LPP in Conversation: Scott VermeireMay 14, 2015
Studio Sessions offers behind-the-scenes access to Bay Area artists, writers, curators, and creative individuals through a variety of tête-à-tête conversations that consider the how, and what, and where of making art. Studio Sessions are presented as interviews, profiles, and studio visits through text, photo essays, and videos.
LPP in Conversation visits Bay Area artists in their studios and project sites to explore the research, readings, obsessions, and inspiration they use to inform their practice.
Scott Vermeire’s practice hovers in a performative space between art and comedy. His abilities as a deadpan performer allow him to create characters that are absurd, threatening, and hilarious, while earnestly exploring what it means to be evil, to be a failure, to be desperate, or to experience self-defeat. Although some comedic practices, sketch comedy for example, might draw characters in quick, archetypal strokes, Scott’s commitment to personifying the characters he imagines leads to surprising, moving encounters with his audience.
In our first meeting, ahead of our interview, Scott was co-hosting a comedy night, dressed in an open-collar, button-down shirt and haranguing the audience in an aggressive bit of salesmanship about Google Glass. Through sweeping gestures and virtual screen swipes, he pitched an app that allowed him to use this wearable optical technology to blur the faces of the unfortunate and the ugly, which, as he emphasized, included 90% of the audience. He paced and grinned as we flinched and broke into laughter. At our second meeting, in a comfortable retro bar, he wore a blazer and a pocket square and talked about his deep but self-aware fantasy life, one of the tenets of which is dressing for success. Even his vodka tonic fit the character, and the character was Scott Vermeire.
For our interview, we headed south to Gilroy, garlic capital of California—although hardly any garlic grows there anymore—to visit Scott as he directs his latest project: a film about an eccentric man’s doomed pilgrimage.
Scott Vermeire has presented his work at venues including SFMOMA, di Rosa, Southern Exposure, the Berkeley Art Museum, SF Sketchfest, Machine Project and the Porchlight. His work has been featured in the Washington Post and the Onion. Scott works alone as well as with two ongoing collaborative groups: Sad Vicious, a performance duo masquerading as “San Jose’s Most Hated Band,” and Wonderment Consortium, an art/comedy collective. He is also the co-producer of “Talkies!”—a monthly experimental comedy show at Lost Weekend Video in San Francisco. Scott lives and works in Oakland, CA.
Kelly Lynn Jones is an artist and founder of Little Paper Planes in San Francisco.
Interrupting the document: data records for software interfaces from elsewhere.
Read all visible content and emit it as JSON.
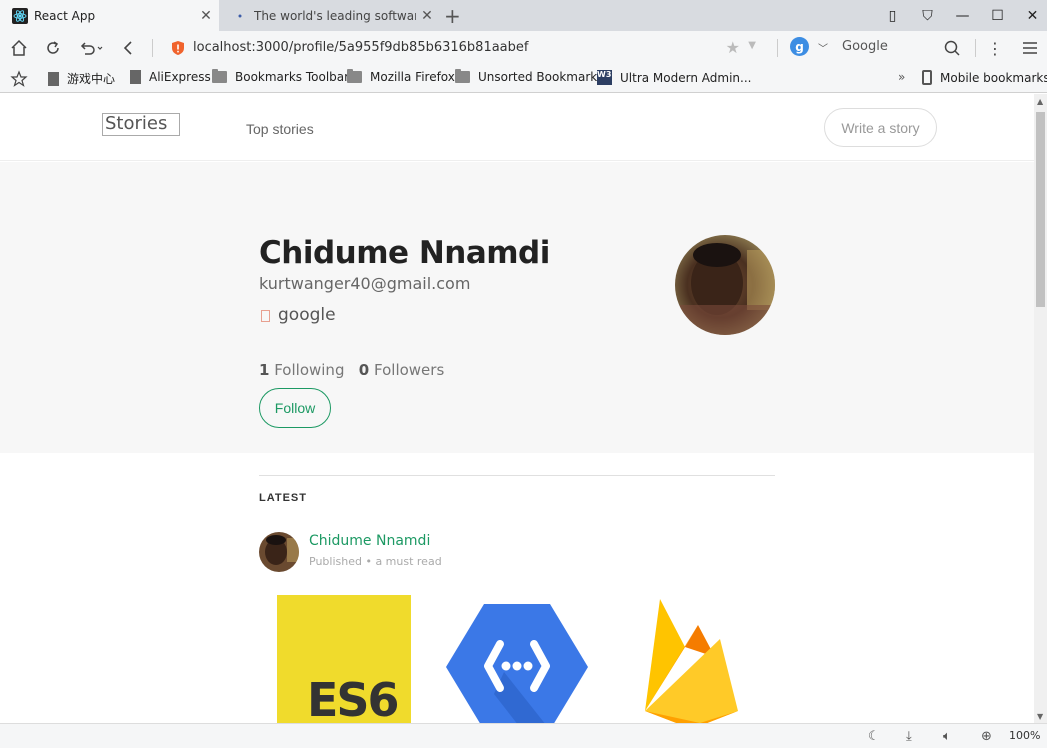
{
  "browser": {
    "tabs": [
      {
        "title": "React App",
        "active": true
      },
      {
        "title": "The world's leading software d",
        "active": false
      }
    ],
    "new_tab_label": "+",
    "url": "localhost:3000/profile/5a955f9db85b6316b81aabef",
    "search_engine_letter": "g",
    "search_placeholder": "Google",
    "bookmarks": [
      {
        "label": "游戏中心",
        "icon": "page-icon"
      },
      {
        "label": "AliExpress",
        "icon": "page-icon"
      },
      {
        "label": "Bookmarks Toolbar",
        "icon": "folder-icon"
      },
      {
        "label": "Mozilla Firefox",
        "icon": "folder-icon"
      },
      {
        "label": "Unsorted Bookmarks",
        "icon": "folder-icon"
      },
      {
        "label": "Ultra Modern Admin...",
        "icon": "w3-icon"
      }
    ],
    "bookmarks_overflow": "»",
    "mobile_bookmarks": "Mobile bookmarks",
    "zoom": "100%"
  },
  "site": {
    "logo_alt": "Stories",
    "nav_top_stories": "Top stories",
    "write_story": "Write a story"
  },
  "profile": {
    "name": "Chidume Nnamdi",
    "email": "kurtwanger40@gmail.com",
    "provider": "google",
    "following_count": "1",
    "following_label": "Following",
    "followers_count": "0",
    "followers_label": "Followers",
    "follow_button": "Follow"
  },
  "feed": {
    "section_title": "LATEST",
    "post": {
      "author": "Chidume Nnamdi",
      "meta": "Published • a must read",
      "images": [
        "ES6",
        "cloud-functions-logo",
        "firebase-logo"
      ]
    }
  },
  "colors": {
    "accent": "#1c9963",
    "es6_yellow": "#f0db2c",
    "gcf_blue": "#3b78e7",
    "firebase_orange": "#ffa000"
  }
}
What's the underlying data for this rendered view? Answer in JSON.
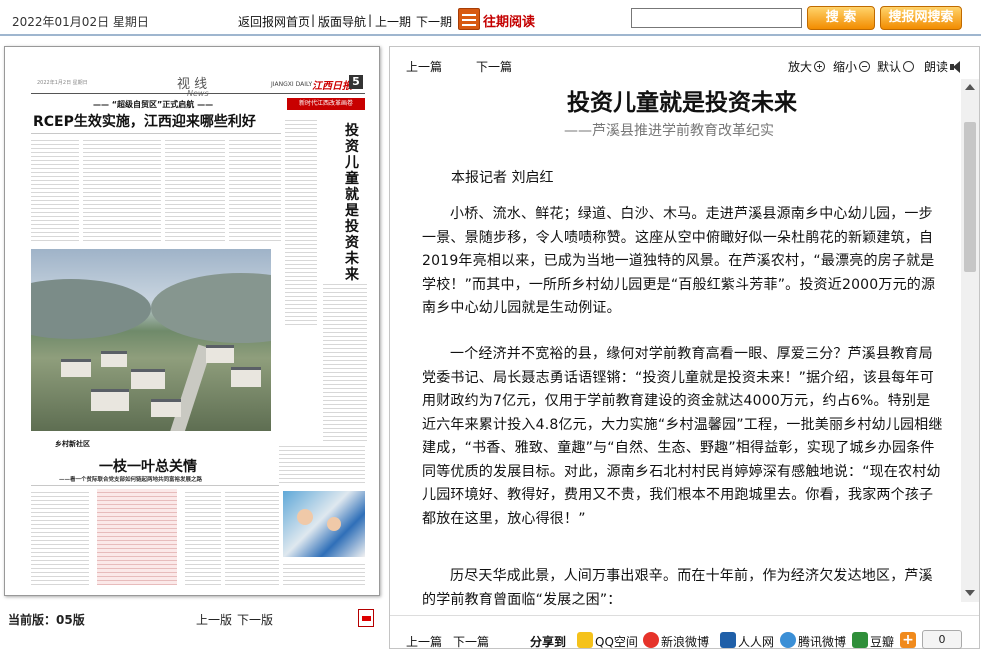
{
  "topbar": {
    "date": "2022年01月02日 星期日",
    "home_link": "返回报网首页",
    "sep": "|",
    "nav_link": "版面导航",
    "prev_issue": "上一期",
    "next_issue": "下一期",
    "past_reading": "往期阅读",
    "search_input_value": "",
    "search_button": "搜 索",
    "site_search_button": "搜报网搜索"
  },
  "newspaper": {
    "section_name": "视 线",
    "section_en": "News",
    "masthead_en": "JIANGXI DAILY",
    "masthead_cn": "江西日报",
    "page_number": "5",
    "column_tag": "新时代江西改革画卷",
    "headline1_kicker": "—— “超级自贸区”正式启航 ——",
    "headline1": "RCEP生效实施，江西迎来哪些利好",
    "vertical_headline": "投资儿童就是投资未来",
    "photo_caption": "乡村新社区",
    "headline2": "一枝一叶总关情",
    "headline2_sub": "——看一个贫际联合党支部如何链起两地共同富裕发展之路"
  },
  "left_footer": {
    "current_page_label": "当前版：",
    "current_page_value": "05版",
    "prev_page": "上一版",
    "next_page": "下一版"
  },
  "article_toolbar": {
    "prev": "上一篇",
    "next": "下一篇",
    "zoom_in": "放大",
    "zoom_out": "缩小",
    "default": "默认",
    "read_aloud": "朗读"
  },
  "article": {
    "title": "投资儿童就是投资未来",
    "subtitle": "——芦溪县推进学前教育改革纪实",
    "byline": "本报记者 刘启红",
    "paragraphs": [
      "小桥、流水、鲜花；绿道、白沙、木马。走进芦溪县源南乡中心幼儿园，一步一景、景随步移，令人啧啧称赞。这座从空中俯瞰好似一朵杜鹃花的新颖建筑，自2019年亮相以来，已成为当地一道独特的风景。在芦溪农村，“最漂亮的房子就是学校！”而其中，一所所乡村幼儿园更是“百般红紫斗芳菲”。投资近2000万元的源南乡中心幼儿园就是生动例证。",
      "一个经济并不宽裕的县，缘何对学前教育高看一眼、厚爱三分？芦溪县教育局党委书记、局长聂志勇话语铿锵：“投资儿童就是投资未来！”据介绍，该县每年可用财政约为7亿元，仅用于学前教育建设的资金就达4000万元，约占6%。特别是近六年来累计投入4.8亿元，大力实施“乡村温馨园”工程，一批美丽乡村幼儿园相继建成，“书香、雅致、童趣”与“自然、生态、野趣”相得益彰，实现了城乡办园条件同等优质的发展目标。对此，源南乡石北村村民肖婷婷深有感触地说：“现在农村幼儿园环境好、教得好，费用又不贵，我们根本不用跑城里去。你看，我家两个孩子都放在这里，放心得很！”",
      "历尽天华成此景，人间万事出艰辛。而在十年前，作为经济欠发达地区，芦溪的学前教育曾面临“发展之困”："
    ]
  },
  "article_footer": {
    "prev": "上一篇",
    "next": "下一篇",
    "share_label": "分享到",
    "share_targets": [
      "QQ空间",
      "新浪微博",
      "人人网",
      "腾讯微博",
      "豆瓣"
    ],
    "share_count": "0"
  }
}
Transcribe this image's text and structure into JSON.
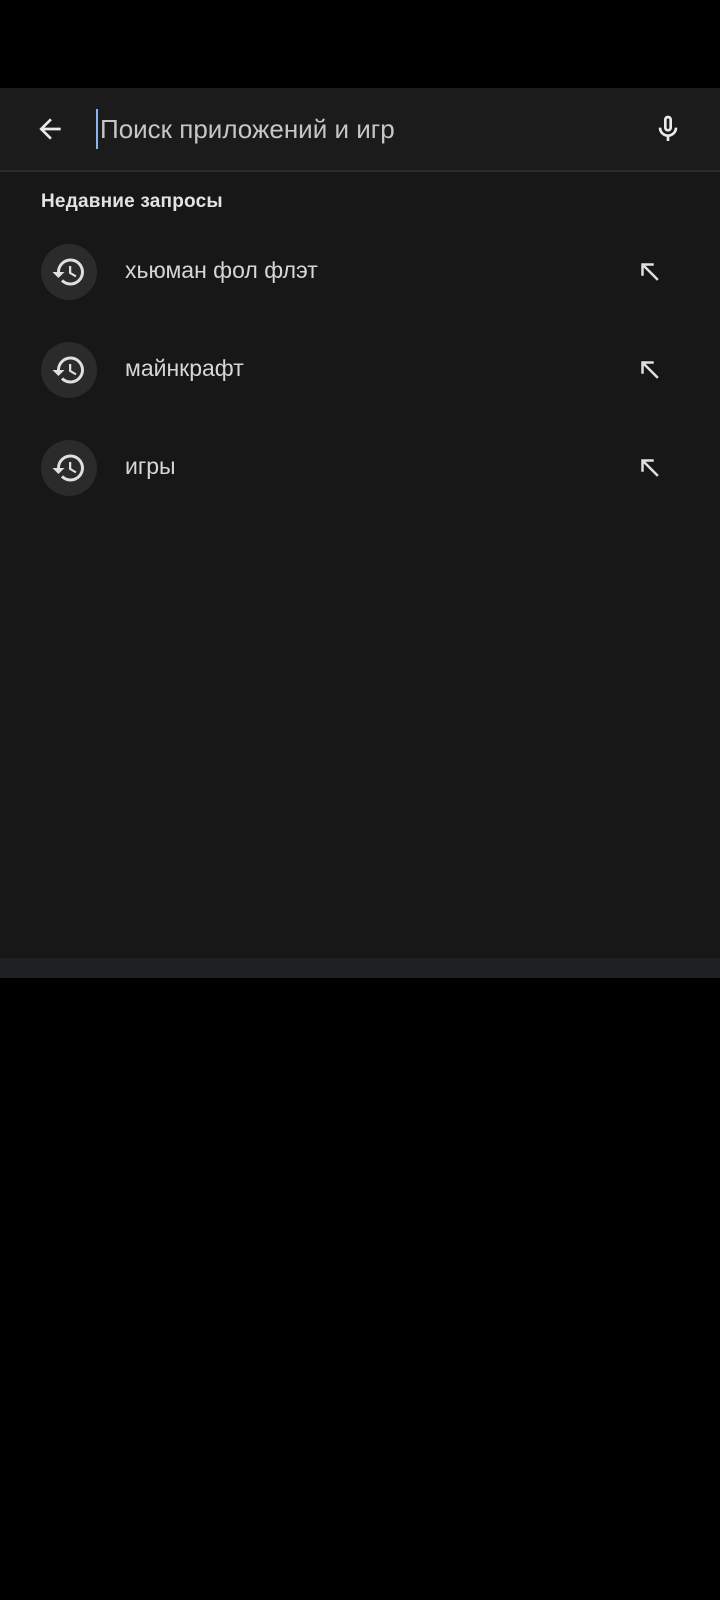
{
  "search": {
    "placeholder": "Поиск приложений и игр",
    "value": "",
    "back_icon": "arrow-left-icon",
    "mic_icon": "microphone-icon"
  },
  "recent": {
    "title": "Недавние запросы",
    "item_icon": "history-icon",
    "fill_icon": "arrow-up-left-icon",
    "items": [
      {
        "label": "хьюман фол флэт"
      },
      {
        "label": "майнкрафт"
      },
      {
        "label": "игры"
      }
    ]
  },
  "colors": {
    "background": "#000000",
    "sheet": "#171717",
    "search_bar": "#1b1b1b",
    "icon_circle": "#2b2b2b",
    "text_primary": "#e3e3e3",
    "caret": "#8ab4f8"
  }
}
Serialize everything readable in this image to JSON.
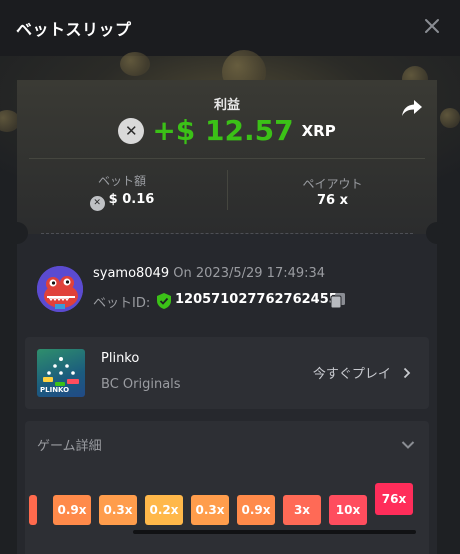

She works with artists in a variety of ways including print, publishing, and curatorial projects, and she runs the LPP+ Residency. She received her MFA from California College of the Arts and has shown her work across the U.S.
Maggie Haas is an artist and writer based in San Francisco. She is the Featured Artist Editor at Little Paper Planes, and writes reviews for LPP and other blogs. She holds an MFA from California College of the Arts and a BFA from Carnegie Mellon University.
Apart from making videos, Jon Brown is an aspiring semi-professional whistler. He also has too many keys on his keychain.